Dataset rows describing interfaces:
——
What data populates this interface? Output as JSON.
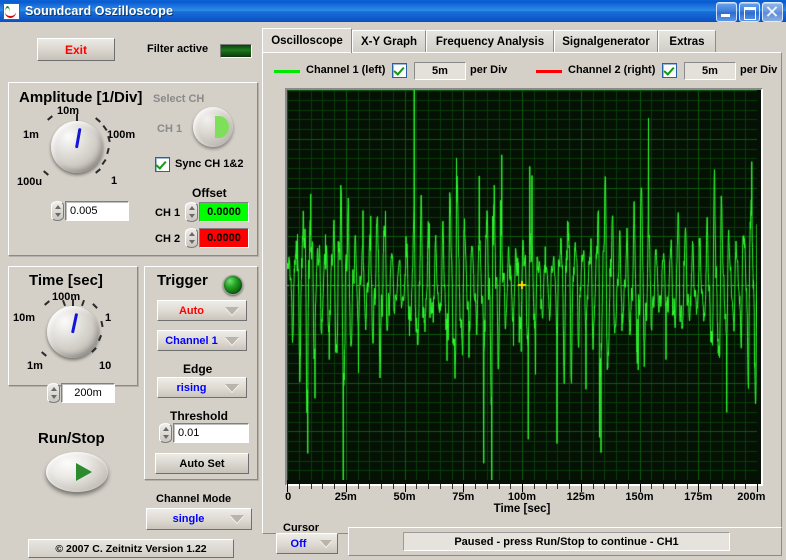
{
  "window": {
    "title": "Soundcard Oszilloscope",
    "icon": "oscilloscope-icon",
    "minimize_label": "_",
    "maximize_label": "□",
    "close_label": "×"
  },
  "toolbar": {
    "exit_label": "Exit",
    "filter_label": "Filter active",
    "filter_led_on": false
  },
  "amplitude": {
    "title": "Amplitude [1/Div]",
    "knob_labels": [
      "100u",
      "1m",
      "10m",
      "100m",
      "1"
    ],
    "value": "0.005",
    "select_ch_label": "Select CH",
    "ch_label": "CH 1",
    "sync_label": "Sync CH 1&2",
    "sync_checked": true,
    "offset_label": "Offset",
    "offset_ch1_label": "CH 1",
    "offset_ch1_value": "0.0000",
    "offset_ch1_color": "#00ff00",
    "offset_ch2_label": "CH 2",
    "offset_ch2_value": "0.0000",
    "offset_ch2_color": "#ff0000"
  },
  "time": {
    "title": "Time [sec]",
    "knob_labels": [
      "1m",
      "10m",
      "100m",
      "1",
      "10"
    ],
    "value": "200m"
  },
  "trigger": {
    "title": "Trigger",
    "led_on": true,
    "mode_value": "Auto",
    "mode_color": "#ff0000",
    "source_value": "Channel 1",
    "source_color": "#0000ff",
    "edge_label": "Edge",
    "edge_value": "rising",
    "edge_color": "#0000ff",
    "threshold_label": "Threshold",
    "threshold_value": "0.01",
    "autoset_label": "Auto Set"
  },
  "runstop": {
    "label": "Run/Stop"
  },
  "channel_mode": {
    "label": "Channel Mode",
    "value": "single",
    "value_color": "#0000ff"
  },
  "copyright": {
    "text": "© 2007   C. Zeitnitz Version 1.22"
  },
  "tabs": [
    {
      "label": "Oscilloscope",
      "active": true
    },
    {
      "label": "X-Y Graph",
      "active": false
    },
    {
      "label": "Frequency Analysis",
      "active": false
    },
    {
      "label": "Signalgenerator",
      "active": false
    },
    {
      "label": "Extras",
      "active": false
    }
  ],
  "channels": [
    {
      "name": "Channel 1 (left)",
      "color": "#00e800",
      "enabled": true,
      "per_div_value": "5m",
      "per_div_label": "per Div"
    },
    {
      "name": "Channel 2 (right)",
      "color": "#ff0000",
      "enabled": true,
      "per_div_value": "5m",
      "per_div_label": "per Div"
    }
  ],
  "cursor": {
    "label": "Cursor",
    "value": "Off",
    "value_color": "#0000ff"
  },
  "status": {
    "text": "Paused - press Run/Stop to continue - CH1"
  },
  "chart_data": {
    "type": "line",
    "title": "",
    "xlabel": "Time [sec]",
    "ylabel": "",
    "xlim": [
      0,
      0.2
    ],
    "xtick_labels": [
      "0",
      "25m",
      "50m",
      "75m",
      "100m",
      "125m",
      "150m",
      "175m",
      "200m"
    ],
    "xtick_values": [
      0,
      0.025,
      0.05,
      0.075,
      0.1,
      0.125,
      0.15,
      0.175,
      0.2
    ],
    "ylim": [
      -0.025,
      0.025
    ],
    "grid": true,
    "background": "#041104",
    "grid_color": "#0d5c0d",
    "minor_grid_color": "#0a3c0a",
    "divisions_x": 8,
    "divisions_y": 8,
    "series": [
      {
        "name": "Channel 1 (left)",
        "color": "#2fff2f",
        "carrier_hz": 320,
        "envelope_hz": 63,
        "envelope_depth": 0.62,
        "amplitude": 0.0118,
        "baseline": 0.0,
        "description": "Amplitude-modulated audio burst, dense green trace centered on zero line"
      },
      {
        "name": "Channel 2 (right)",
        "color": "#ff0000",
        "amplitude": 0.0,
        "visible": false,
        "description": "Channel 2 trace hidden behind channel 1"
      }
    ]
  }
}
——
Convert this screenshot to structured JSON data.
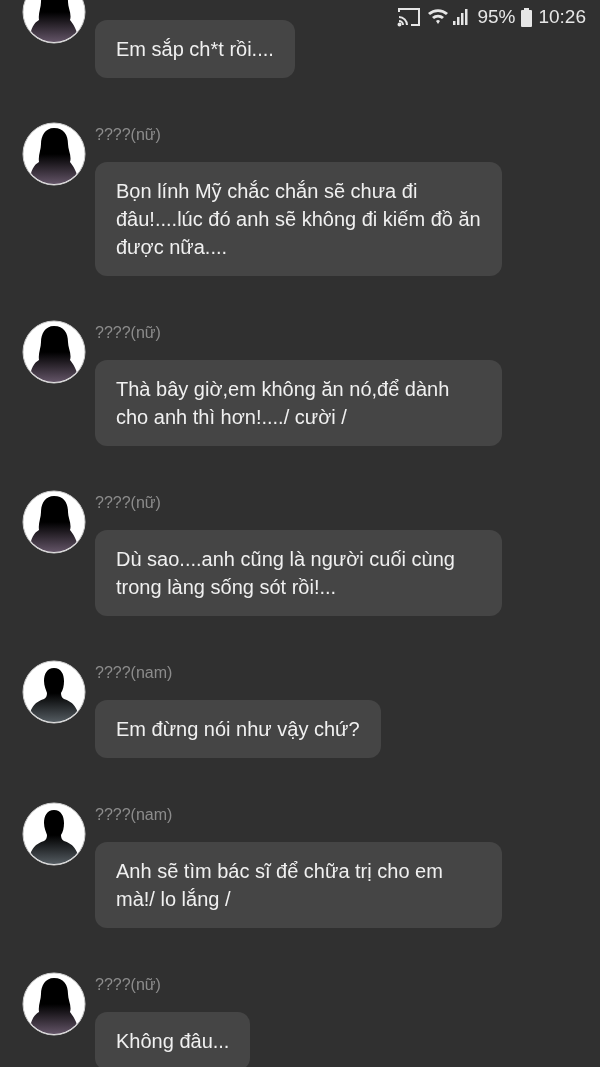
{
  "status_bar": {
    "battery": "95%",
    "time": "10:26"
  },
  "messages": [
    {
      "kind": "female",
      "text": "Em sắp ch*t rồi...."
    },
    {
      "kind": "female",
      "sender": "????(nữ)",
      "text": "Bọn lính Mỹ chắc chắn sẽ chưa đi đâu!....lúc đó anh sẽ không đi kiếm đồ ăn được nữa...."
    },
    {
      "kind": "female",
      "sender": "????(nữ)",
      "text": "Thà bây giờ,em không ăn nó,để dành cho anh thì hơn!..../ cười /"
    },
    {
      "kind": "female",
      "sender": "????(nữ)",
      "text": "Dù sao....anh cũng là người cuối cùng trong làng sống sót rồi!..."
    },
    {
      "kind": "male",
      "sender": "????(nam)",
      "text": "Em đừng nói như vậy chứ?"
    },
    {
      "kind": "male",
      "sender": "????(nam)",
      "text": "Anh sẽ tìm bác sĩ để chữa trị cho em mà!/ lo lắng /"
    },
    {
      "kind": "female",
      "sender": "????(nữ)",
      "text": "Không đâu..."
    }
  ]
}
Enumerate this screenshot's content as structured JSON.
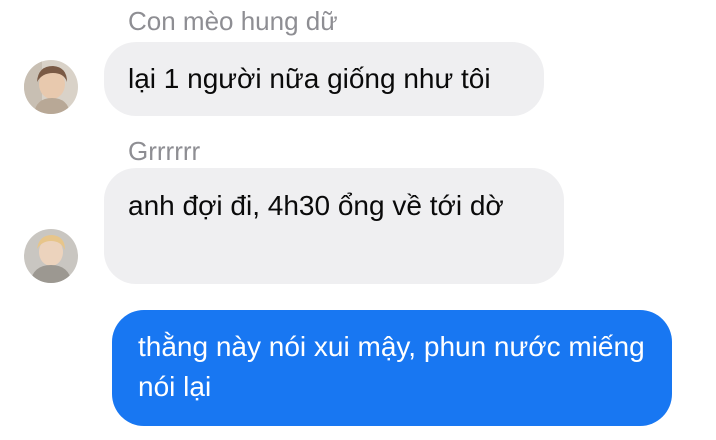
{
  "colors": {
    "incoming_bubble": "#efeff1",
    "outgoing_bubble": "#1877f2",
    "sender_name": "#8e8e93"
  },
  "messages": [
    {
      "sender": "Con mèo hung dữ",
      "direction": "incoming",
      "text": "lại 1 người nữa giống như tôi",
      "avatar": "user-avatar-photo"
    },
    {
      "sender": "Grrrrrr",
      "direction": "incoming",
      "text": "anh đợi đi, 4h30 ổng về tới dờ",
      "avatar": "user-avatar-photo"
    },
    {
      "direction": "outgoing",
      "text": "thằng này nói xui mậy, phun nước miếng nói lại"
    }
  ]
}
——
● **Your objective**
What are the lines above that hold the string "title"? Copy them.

● **Answer to the problem**
    "title": "Soundcard Oszilloscope",
    "title": "Amplitude [1/Div]",
    "title": "Time [sec]",
    "title": "Trigger",
    "title": "",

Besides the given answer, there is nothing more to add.